Behind the official frame, in the depths inaccessible to external observers, a completely different life is thriving, with ‘geopolitical entrepreneurs’ replacing the Ministry of Defence and the Ministry of Foreign Affairs, and loyal comrades-in-arms receiving meticulous missions. A special position is reserved for those who know how to stun others with nuclear developments, state-of-the-art weapons, biological research and the ability to read the human genome freely. For the first time in 20 years, the political role of the ‘family’, which the president has been hiding for so long, has crystallised as well. Nuclear medicine and genetics, artificial intelligence and biotechnology are the new foci of interest, attracting a young generation of special confidants, personally close to Putin, who are gradually replacing his aging comrades-in-arms.
There is a clear dissonance between these two worlds: the rigid and lifeless official frame on the one hand, and the dynamic, fascinating and intimate world of global achievements on the other. Putin seems to thin that he can afford to plunge into more ‘lofty issues’: after all, he thinks he has already solved one of the main problems of his presidency, i.e. he has built a stable, reliable system, which now needs to be put into the autopilot mode. The system comprises a strong party in power, a constructive opposition, strong barriers to non-systemic elements, a loyal cabinet and responsible elites.
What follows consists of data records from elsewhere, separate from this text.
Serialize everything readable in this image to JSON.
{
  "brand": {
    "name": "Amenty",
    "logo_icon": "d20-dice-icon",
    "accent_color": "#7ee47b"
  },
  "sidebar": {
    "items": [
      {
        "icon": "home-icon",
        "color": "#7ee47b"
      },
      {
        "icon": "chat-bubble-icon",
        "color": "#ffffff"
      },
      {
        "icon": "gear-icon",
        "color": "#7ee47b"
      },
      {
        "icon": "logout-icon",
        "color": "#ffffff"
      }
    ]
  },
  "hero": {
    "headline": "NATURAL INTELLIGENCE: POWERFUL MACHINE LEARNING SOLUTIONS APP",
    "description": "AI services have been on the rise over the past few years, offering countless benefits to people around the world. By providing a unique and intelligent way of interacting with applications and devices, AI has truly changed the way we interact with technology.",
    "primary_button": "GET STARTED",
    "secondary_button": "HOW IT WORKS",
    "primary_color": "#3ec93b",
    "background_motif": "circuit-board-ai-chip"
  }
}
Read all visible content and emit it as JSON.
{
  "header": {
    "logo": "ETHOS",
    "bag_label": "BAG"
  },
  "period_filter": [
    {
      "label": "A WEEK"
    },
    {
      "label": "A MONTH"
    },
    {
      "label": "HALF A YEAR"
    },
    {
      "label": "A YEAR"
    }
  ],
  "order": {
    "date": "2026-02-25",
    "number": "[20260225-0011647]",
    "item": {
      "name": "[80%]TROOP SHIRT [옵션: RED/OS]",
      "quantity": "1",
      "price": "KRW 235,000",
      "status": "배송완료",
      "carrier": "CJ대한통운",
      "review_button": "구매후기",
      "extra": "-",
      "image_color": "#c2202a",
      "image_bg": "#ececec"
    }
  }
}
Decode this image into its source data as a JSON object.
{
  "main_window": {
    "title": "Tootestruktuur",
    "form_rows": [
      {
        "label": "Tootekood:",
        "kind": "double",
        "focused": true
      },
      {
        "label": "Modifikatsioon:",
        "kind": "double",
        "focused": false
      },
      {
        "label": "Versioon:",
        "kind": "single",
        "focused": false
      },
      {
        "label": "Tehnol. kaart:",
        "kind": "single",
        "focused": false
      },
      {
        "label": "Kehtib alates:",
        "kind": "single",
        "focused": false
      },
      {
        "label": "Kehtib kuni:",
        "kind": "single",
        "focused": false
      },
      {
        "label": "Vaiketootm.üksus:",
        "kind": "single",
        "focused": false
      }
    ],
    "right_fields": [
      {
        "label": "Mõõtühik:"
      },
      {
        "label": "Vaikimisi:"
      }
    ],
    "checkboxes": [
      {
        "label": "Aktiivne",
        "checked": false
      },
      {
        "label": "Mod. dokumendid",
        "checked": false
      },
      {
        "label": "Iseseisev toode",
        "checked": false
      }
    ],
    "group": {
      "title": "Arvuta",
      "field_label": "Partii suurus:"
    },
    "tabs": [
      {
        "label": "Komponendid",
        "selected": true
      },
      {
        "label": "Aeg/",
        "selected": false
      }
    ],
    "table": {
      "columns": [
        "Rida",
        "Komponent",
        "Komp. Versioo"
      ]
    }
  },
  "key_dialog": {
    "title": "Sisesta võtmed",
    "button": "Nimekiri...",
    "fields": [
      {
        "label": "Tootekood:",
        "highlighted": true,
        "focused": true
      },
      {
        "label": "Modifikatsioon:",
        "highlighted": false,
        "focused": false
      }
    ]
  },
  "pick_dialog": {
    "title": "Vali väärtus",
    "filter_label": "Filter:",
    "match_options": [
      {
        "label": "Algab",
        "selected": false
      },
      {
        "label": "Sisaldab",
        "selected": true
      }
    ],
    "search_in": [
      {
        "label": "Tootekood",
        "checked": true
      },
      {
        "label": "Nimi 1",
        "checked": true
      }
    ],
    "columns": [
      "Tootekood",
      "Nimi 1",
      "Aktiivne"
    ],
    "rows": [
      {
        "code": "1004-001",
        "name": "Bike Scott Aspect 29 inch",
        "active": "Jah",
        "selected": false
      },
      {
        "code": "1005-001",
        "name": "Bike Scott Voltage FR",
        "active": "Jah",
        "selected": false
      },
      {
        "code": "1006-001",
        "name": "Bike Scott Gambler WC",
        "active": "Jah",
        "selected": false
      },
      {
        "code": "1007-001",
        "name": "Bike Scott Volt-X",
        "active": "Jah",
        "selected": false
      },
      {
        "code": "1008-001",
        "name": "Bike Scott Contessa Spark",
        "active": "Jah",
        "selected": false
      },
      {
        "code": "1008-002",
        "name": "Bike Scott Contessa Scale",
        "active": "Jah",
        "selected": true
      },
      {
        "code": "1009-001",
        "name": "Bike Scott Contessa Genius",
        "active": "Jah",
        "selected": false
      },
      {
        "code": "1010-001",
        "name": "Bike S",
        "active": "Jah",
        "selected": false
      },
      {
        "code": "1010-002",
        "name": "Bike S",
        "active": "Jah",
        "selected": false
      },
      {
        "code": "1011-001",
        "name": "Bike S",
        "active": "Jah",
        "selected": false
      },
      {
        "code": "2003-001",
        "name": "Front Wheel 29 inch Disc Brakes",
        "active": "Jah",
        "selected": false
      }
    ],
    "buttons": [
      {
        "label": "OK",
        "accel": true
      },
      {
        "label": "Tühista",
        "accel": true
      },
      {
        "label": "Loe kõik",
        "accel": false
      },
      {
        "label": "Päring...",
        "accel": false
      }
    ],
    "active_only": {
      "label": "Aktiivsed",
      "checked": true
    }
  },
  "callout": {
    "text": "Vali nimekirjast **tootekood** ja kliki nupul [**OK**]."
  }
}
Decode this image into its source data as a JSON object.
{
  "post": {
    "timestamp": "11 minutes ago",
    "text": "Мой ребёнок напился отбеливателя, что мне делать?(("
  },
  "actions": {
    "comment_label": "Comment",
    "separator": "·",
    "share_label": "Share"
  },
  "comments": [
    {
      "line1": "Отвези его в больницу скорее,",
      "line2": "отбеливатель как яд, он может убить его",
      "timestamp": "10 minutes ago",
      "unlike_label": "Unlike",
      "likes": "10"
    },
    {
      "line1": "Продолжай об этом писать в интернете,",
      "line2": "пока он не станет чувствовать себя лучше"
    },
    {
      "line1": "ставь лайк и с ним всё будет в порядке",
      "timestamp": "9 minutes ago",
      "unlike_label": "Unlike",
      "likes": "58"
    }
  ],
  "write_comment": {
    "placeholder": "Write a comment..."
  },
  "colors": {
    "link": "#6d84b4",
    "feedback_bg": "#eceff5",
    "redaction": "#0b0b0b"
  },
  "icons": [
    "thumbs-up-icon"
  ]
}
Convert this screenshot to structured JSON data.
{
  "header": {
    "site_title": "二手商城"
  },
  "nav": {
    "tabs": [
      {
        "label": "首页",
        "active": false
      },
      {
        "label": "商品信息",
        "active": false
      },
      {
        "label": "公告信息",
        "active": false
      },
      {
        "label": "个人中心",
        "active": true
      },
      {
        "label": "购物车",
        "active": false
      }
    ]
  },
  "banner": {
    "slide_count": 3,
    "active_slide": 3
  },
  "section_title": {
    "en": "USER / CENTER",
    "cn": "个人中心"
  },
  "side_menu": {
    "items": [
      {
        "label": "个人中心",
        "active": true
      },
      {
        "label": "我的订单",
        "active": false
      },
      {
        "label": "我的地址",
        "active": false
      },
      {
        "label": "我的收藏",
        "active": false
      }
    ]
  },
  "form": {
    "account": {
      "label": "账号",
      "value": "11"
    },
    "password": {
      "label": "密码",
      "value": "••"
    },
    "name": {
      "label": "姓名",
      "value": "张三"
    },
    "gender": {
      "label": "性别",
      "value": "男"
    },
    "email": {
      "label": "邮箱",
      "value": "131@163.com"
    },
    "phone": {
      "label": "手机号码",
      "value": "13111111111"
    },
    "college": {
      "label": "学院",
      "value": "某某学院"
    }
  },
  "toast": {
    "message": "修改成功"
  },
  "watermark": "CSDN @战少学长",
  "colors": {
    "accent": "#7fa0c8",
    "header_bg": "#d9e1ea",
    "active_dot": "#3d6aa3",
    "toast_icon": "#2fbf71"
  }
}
This opens up an opportunity for Putin to turn towards a completely different world: a world of miraculous transformations, breakthroughs, unprecedented technologies and achievements.
One of the main problems in this design of reality is that it offers an inadequate response to the real challenges that arise in everyday life. Social instability, disturbed dialogue between the authorities and the society, politics of persuasion replaced with politics of coercion, disproportions in economic development, reduced ability to establish channels for the system to release steam – all this is happening in the context of Putin’s devaluating political leadership and poses critical risks for the regime. Given the current turbulences, the regime may simply become powerless vis-à-vis the challenges in governance and politics. The logic of things ‘easing off by themselves’ was particularly vivid during the Khabarovsk protests. The main threat to Putin is not the real opposition, but the loss of the ability for the system to respond emerging problems in an adequate and timely manner, which is a likely future outcome of the ongoing devaluation of official institutions and authorities.